No effort is more worthwhile than raising our children to love and trust in Jesus Christ as their Savior. And there is no other parenting task that makes us realize how much we need Jesus. Children learn primarily by example, and they’re always watching us. I never feel my sin so keenly as when I hear my ungracious words and sharp tone of voice mimicked from my children’s mouths. That is not what I wanted to teach them, but that is what they learned from me.
Showing children the right way to act is only half the battle. It’s just as important that we show them unwavering Christlike love when they fail, just as God shows us. To help our children understand this concept of law and gospel, we must be honest about our own sinfulness. One of the most meaningful examples of law and gospel we can show to our children is being willing to acknowledge our own faults when we sin against our children and ask them to forgive us.
But that hurts our pride. We don’t want to admit to our children when we’re wrong. We want them to think that we’re strong and unflappable and that we don’t make mistakes. But that’s not true. We’re sinners, just like they are. We need God’s grace and forgiveness every day of our lives, just like they do.
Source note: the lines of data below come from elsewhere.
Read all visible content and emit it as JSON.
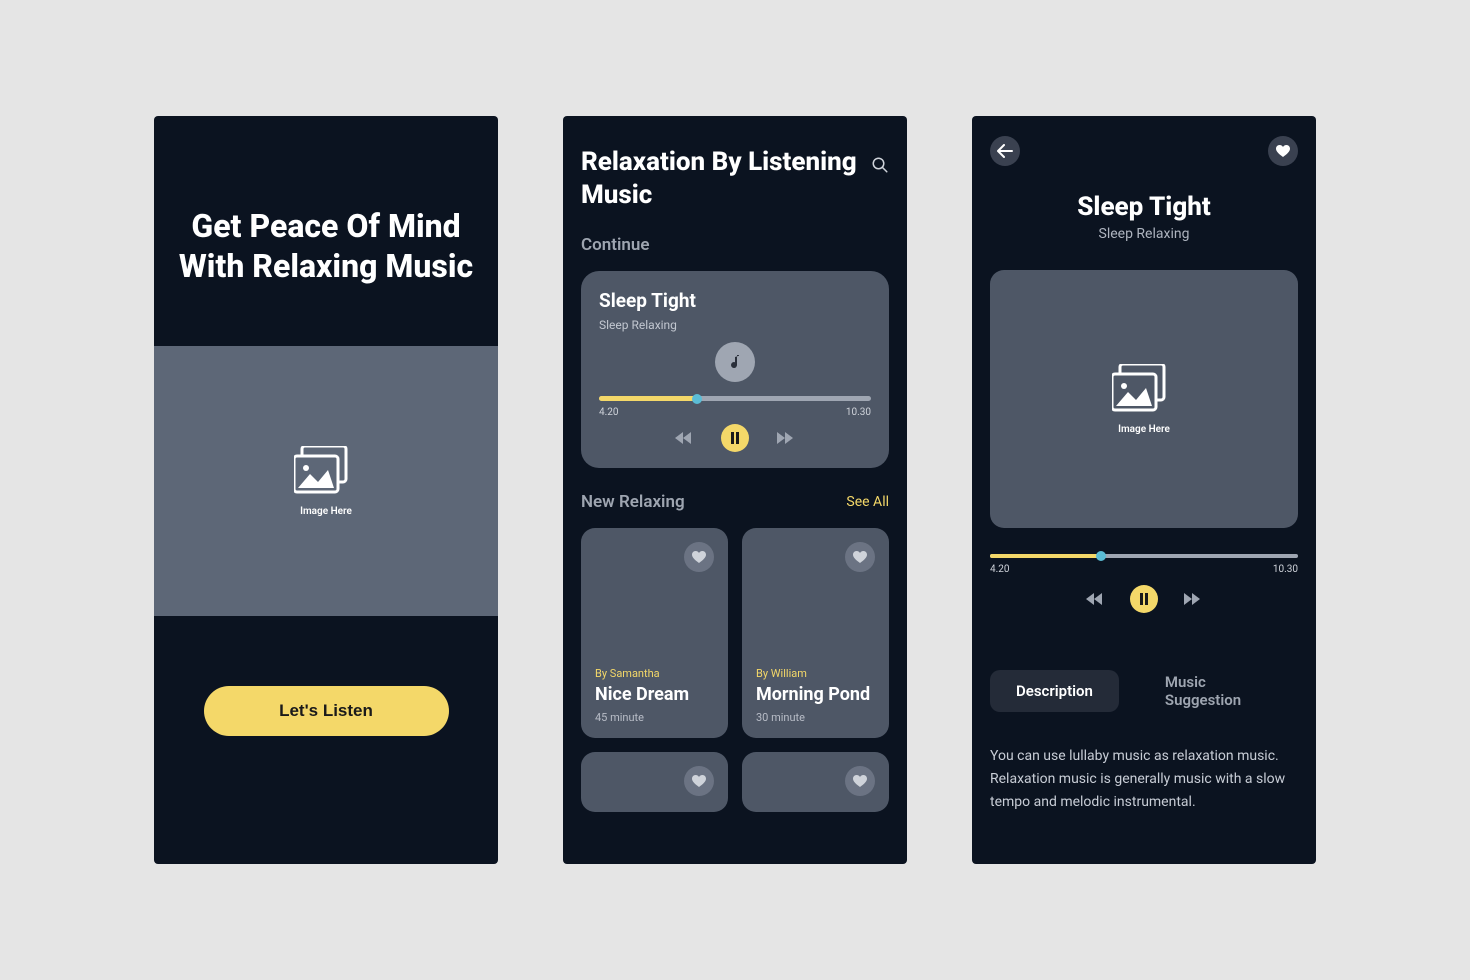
{
  "screen1": {
    "title": "Get Peace Of Mind With Relaxing Music",
    "image_label": "Image Here",
    "cta": "Let's Listen"
  },
  "screen2": {
    "title": "Relaxation By Listening Music",
    "continue_label": "Continue",
    "continue_card": {
      "title": "Sleep Tight",
      "subtitle": "Sleep Relaxing",
      "time_current": "4.20",
      "time_total": "10.30"
    },
    "new_label": "New Relaxing",
    "see_all": "See All",
    "items": [
      {
        "author": "By Samantha",
        "title": "Nice Dream",
        "duration": "45 minute"
      },
      {
        "author": "By William",
        "title": "Morning Pond",
        "duration": "30 minute"
      }
    ]
  },
  "screen3": {
    "title": "Sleep Tight",
    "subtitle": "Sleep Relaxing",
    "image_label": "Image Here",
    "time_current": "4.20",
    "time_total": "10.30",
    "tab_description": "Description",
    "tab_suggestion": "Music Suggestion",
    "description_text": "You can use lullaby music as relaxation music. Relaxation music is generally music with a slow tempo and melodic instrumental."
  }
}
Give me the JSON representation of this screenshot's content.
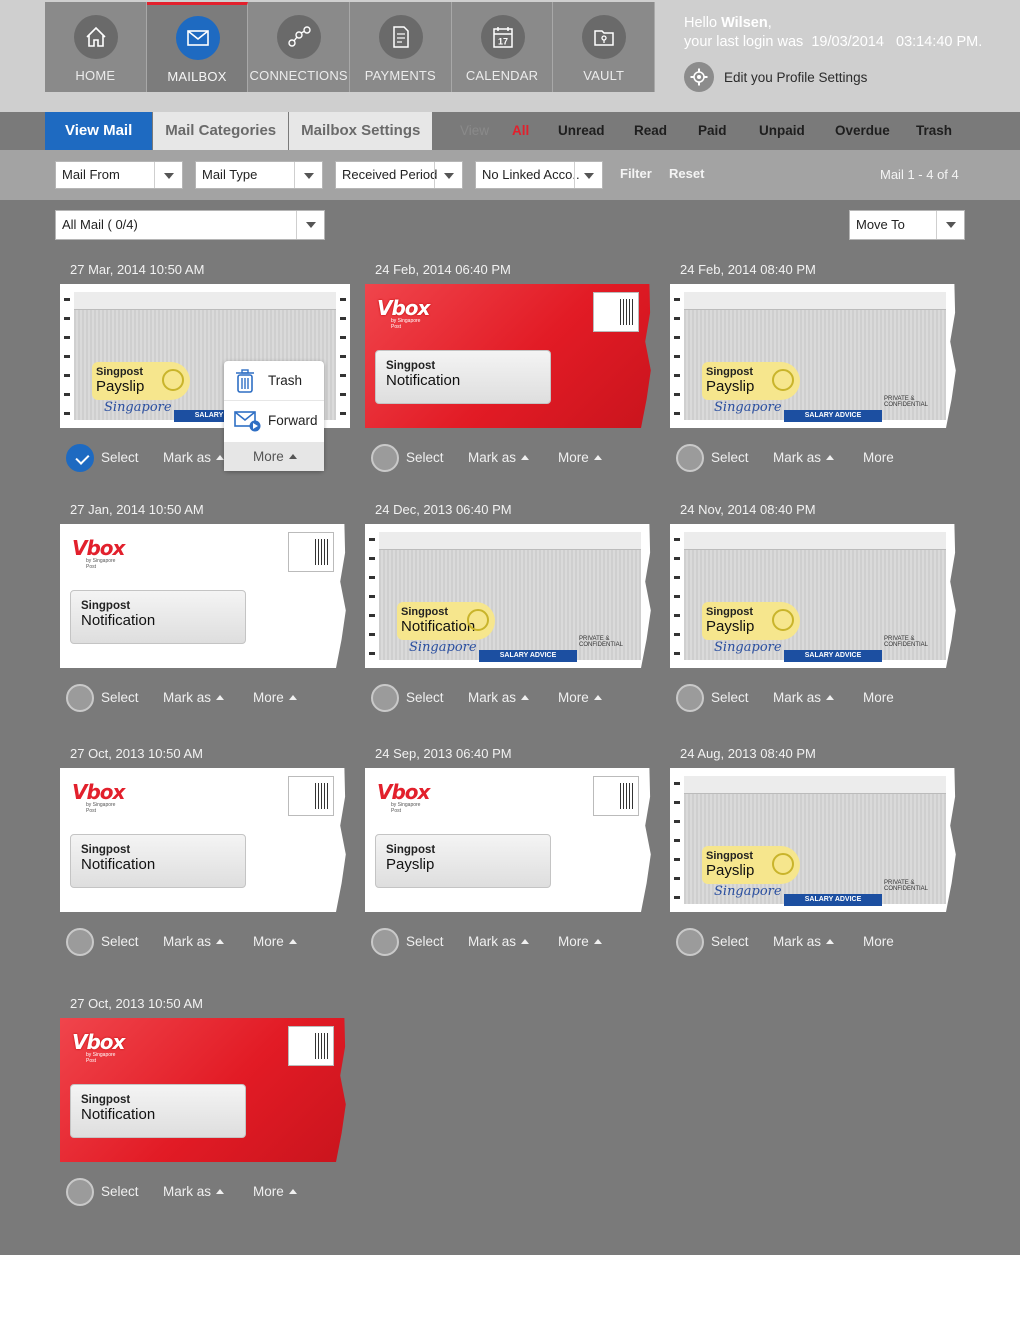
{
  "nav": [
    {
      "label": "HOME",
      "icon": "home-icon"
    },
    {
      "label": "MAILBOX",
      "icon": "mailbox-icon",
      "active": true
    },
    {
      "label": "CONNECTIONS",
      "icon": "connections-icon"
    },
    {
      "label": "PAYMENTS",
      "icon": "payments-icon"
    },
    {
      "label": "CALENDAR",
      "icon": "calendar-icon"
    },
    {
      "label": "VAULT",
      "icon": "vault-icon"
    }
  ],
  "calendar_day": "17",
  "user": {
    "hello": "Hello",
    "name": "Wilsen",
    "comma": ",",
    "last_login_prefix": "your last login was",
    "last_login_date": "19/03/2014",
    "last_login_time": "03:14:40 PM.",
    "profile_link": "Edit you Profile Settings"
  },
  "tabs": [
    "View Mail",
    "Mail Categories",
    "Mailbox Settings"
  ],
  "view": {
    "label": "View",
    "options": [
      "All",
      "Unread",
      "Read",
      "Paid",
      "Unpaid",
      "Overdue",
      "Trash"
    ],
    "active": "All"
  },
  "filters": {
    "mail_from": "Mail From",
    "mail_type": "Mail Type",
    "received_period": "Received Period",
    "linked_account": "No Linked Acco..",
    "filter": "Filter",
    "reset": "Reset",
    "count": "Mail 1 - 4 of 4"
  },
  "all_mail_select": "All Mail ( 0/4)",
  "move_to": "Move To",
  "actions": {
    "select": "Select",
    "mark_as": "Mark as",
    "more": "More"
  },
  "popup": {
    "trash": "Trash",
    "forward": "Forward",
    "more": "More"
  },
  "brand": {
    "vbox": "Vbox",
    "vbox_sub": "by Singapore Post",
    "sg_logo": "Singapore",
    "salary_advice": "SALARY ADVICE",
    "private": "PRIVATE & CONFIDENTIAL"
  },
  "colors": {
    "accent_blue": "#1e6ac1",
    "accent_red": "#e2202c",
    "background": "#7a7a7a"
  },
  "mails": [
    {
      "date": "27 Mar, 2014 10:50 AM",
      "style": "payslip",
      "line1": "Singpost",
      "line2": "Payslip",
      "selected": true,
      "more_arrow": true
    },
    {
      "date": "24 Feb, 2014 06:40 PM",
      "style": "red",
      "line1": "Singpost",
      "line2": "Notification",
      "selected": false,
      "more_arrow": true
    },
    {
      "date": "24 Feb, 2014 08:40 PM",
      "style": "payslip",
      "line1": "Singpost",
      "line2": "Payslip",
      "selected": false,
      "more_arrow": false
    },
    {
      "date": "27 Jan, 2014 10:50 AM",
      "style": "white",
      "line1": "Singpost",
      "line2": "Notification",
      "selected": false,
      "more_arrow": true
    },
    {
      "date": "24 Dec, 2013 06:40 PM",
      "style": "payslip",
      "line1": "Singpost",
      "line2": "Notification",
      "selected": false,
      "more_arrow": true
    },
    {
      "date": "24 Nov, 2014 08:40 PM",
      "style": "payslip",
      "line1": "Singpost",
      "line2": "Payslip",
      "selected": false,
      "more_arrow": false
    },
    {
      "date": "27 Oct, 2013 10:50 AM",
      "style": "white",
      "line1": "Singpost",
      "line2": "Notification",
      "selected": false,
      "more_arrow": true
    },
    {
      "date": "24 Sep, 2013 06:40 PM",
      "style": "white",
      "line1": "Singpost",
      "line2": "Payslip",
      "selected": false,
      "more_arrow": true
    },
    {
      "date": "24 Aug, 2013 08:40 PM",
      "style": "payslip",
      "line1": "Singpost",
      "line2": "Payslip",
      "selected": false,
      "more_arrow": false
    },
    {
      "date": "27 Oct, 2013 10:50 AM",
      "style": "red",
      "line1": "Singpost",
      "line2": "Notification",
      "selected": false,
      "more_arrow": true
    }
  ]
}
When we’re authentic with our children about our sinfulness and weakness and our need for a Savior, we give them a powerful lesson about what it means to live as a Christian.
Our children are sinners too, and we need to expect that they are going to sin—and often against us! When they do, we must be careful not to make matters worse by adding our own sin to the mix with responses that
• take their sin personally (“How could you do this to ME?”),
• overreact (“You’re grounded for life!”),
• heap excessive guilt on them (“Do you realize just how badly you behaved?”), and
• shame them (“You’re so stupid! What’s wrong with you?”).
We simply show them their sin, encourage repentance, guide them to better choices and actions, and assure them of their forgiveness. Younger children may not fully understand what’s happening in this process, and older children may not appreciate what the process involves, but the consistent example we set for them will be powerful.
But above all, we LOVE them—not just when they’re easy to love but especially when it’s difficult. Just as God loves us unconditionally, we reflect that same love to our children, not because they deserve it, but because “he first loved us.” Our children are our youngest brothers and sisters in Christ, and we are walking together along the narrow path to heaven. We want our children to know not only how much we love them but also how much God loves them.
When we’ve taught them that, we’ve taught them what’s most important.
Emily Gresens Strey and her husband, Johnold, have four children ranging in age from 2 to 13.